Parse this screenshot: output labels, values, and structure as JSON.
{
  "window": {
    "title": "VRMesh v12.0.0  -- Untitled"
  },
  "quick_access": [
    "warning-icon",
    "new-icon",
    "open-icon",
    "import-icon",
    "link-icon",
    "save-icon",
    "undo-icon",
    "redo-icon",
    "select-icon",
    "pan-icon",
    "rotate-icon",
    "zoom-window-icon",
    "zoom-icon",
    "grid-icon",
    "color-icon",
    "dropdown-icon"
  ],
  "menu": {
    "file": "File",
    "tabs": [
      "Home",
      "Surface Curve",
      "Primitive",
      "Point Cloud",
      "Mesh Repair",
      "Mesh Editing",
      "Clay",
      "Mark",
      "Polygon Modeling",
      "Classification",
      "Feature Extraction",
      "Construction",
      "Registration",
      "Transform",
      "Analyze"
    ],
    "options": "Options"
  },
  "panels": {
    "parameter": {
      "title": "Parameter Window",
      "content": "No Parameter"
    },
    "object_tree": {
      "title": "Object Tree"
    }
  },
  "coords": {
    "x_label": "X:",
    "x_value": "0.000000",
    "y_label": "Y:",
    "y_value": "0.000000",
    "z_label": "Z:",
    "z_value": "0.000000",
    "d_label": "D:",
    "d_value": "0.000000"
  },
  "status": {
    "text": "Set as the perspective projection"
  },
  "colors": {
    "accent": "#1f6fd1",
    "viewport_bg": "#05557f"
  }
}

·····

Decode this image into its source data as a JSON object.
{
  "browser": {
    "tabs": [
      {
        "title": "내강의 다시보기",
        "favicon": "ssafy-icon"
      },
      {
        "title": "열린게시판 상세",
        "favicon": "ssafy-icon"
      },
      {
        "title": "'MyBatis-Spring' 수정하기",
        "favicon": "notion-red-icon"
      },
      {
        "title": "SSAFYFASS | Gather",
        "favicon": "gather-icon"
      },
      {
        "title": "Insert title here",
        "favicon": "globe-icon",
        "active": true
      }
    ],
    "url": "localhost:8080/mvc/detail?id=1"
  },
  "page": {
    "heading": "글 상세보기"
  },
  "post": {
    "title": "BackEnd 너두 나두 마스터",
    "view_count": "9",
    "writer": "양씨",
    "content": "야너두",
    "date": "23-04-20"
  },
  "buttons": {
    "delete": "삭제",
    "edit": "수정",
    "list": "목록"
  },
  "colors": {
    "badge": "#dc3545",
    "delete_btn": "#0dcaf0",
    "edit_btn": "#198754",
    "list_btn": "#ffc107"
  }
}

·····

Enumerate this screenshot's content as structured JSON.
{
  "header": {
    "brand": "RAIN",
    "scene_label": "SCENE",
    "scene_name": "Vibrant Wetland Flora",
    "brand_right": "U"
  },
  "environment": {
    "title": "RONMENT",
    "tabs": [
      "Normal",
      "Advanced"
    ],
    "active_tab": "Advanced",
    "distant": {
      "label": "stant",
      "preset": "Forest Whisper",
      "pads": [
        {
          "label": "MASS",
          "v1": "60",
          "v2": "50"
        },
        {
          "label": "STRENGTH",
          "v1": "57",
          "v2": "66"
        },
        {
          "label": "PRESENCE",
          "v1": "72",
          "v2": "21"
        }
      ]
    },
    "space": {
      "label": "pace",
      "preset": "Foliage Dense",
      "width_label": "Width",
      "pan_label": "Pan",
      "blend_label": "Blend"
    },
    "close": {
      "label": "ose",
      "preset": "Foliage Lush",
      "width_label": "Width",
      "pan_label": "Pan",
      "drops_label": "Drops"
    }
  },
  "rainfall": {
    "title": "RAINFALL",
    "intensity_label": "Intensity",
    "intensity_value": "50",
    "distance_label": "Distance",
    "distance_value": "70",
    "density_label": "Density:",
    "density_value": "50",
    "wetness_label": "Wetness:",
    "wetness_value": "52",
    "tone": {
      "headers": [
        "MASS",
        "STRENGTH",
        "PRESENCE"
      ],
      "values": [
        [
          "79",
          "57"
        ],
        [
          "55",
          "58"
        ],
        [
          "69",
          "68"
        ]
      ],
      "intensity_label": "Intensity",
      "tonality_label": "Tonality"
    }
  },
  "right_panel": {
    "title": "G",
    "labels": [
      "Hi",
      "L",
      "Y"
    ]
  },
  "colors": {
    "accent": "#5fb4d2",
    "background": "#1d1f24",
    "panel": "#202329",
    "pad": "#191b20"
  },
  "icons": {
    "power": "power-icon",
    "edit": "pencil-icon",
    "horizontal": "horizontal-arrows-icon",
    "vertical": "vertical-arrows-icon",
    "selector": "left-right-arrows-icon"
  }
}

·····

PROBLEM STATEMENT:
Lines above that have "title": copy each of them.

RESPONSE BOX:
    "title": "VRMesh v12.0.0  -- Untitled"
      "title": "Parameter Window",
      "title": "Object Tree"
        "title": "내강의 다시보기",
        "title": "열린게시판 상세",
        "title": "'MyBatis-Spring' 수정하기",
        "title": "SSAFYFASS | Gather",
        "title": "Insert title here",
    "title": "BackEnd 너두 나두 마스터",
    "title": "RONMENT",
    "title": "RAINFALL",
    "title": "G",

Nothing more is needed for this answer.